FAM46 proteins, encoded in all known animal genomes, belong to the nucleotidyltransferase (NTase) fold superfamily. All four human FAM46 paralogs (FAM46A, FAM46B, FAM46C, FAM46D) are thought to be involved in several diseases, with FAM46C reported as a causal driver of multiple myeloma; however, their exact functions remain unknown. By using a combination of various bioinformatics analyses (e.g. domain architecture, cellular localization) and exhaustive literature and database searches (e.g. expression profiles, protein interactors), we classified FAM46 proteins as active non-canonical poly(A) polymerases, which modify cytosolic and/or nuclear RNA 3' ends. These proteins may thus regulate gene expression and probably play a critical role during cell differentiation. A detailed analysis of sequence and structure diversity of known NTases possessing PAP/OAS1 SBD domain, combined with state-of-the-art comparative modelling, allowed us to identify potential active site residues responsible for catalysis and substrate binding. We also explored the role of single point mutations found in human cancers and propose that FAM46 genes may be involved in the development of other major malignancies including lung, colorectal, hepatocellular, head and neck, urothelial, endometrial and renal papillary carcinomas and melanoma. Identification of these novel enzymes taking part in RNA metabolism in eukaryotes may guide their further functional studies.
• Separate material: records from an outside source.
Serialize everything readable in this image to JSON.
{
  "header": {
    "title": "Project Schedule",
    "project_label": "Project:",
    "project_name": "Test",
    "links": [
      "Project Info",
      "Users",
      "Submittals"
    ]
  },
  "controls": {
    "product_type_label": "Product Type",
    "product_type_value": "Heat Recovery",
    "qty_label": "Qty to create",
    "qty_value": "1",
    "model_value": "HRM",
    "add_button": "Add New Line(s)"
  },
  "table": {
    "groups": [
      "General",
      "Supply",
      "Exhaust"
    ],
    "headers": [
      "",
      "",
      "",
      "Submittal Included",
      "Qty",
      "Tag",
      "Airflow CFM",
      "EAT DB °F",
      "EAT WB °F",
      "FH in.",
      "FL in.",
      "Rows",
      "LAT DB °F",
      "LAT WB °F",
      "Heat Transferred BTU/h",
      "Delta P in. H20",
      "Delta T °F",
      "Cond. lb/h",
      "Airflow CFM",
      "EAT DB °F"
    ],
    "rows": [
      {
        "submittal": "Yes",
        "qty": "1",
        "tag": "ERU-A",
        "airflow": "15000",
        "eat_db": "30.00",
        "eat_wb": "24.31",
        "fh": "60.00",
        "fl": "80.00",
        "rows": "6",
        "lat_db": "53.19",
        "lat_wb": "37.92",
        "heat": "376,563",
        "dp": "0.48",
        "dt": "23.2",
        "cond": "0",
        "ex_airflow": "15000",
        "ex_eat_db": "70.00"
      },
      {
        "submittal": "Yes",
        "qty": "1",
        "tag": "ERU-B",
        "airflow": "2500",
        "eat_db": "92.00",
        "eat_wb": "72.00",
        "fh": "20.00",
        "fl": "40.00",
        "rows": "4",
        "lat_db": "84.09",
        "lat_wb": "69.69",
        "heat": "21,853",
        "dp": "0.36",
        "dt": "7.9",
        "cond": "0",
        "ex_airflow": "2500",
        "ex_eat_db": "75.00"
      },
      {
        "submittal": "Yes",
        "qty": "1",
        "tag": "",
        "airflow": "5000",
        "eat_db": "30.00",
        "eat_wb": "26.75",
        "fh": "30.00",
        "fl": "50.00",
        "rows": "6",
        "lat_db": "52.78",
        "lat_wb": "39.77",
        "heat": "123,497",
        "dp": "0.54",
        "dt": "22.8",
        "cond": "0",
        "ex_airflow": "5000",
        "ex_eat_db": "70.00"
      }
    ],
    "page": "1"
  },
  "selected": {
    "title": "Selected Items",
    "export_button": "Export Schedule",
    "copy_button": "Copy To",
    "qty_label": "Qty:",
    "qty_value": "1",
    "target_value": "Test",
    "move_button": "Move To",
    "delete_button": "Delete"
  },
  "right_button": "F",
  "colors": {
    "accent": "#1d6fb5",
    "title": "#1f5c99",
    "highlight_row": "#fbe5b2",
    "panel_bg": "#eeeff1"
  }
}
© The Author(s) 2016. Published by Oxford University Press on behalf of Nucleic Acids Research.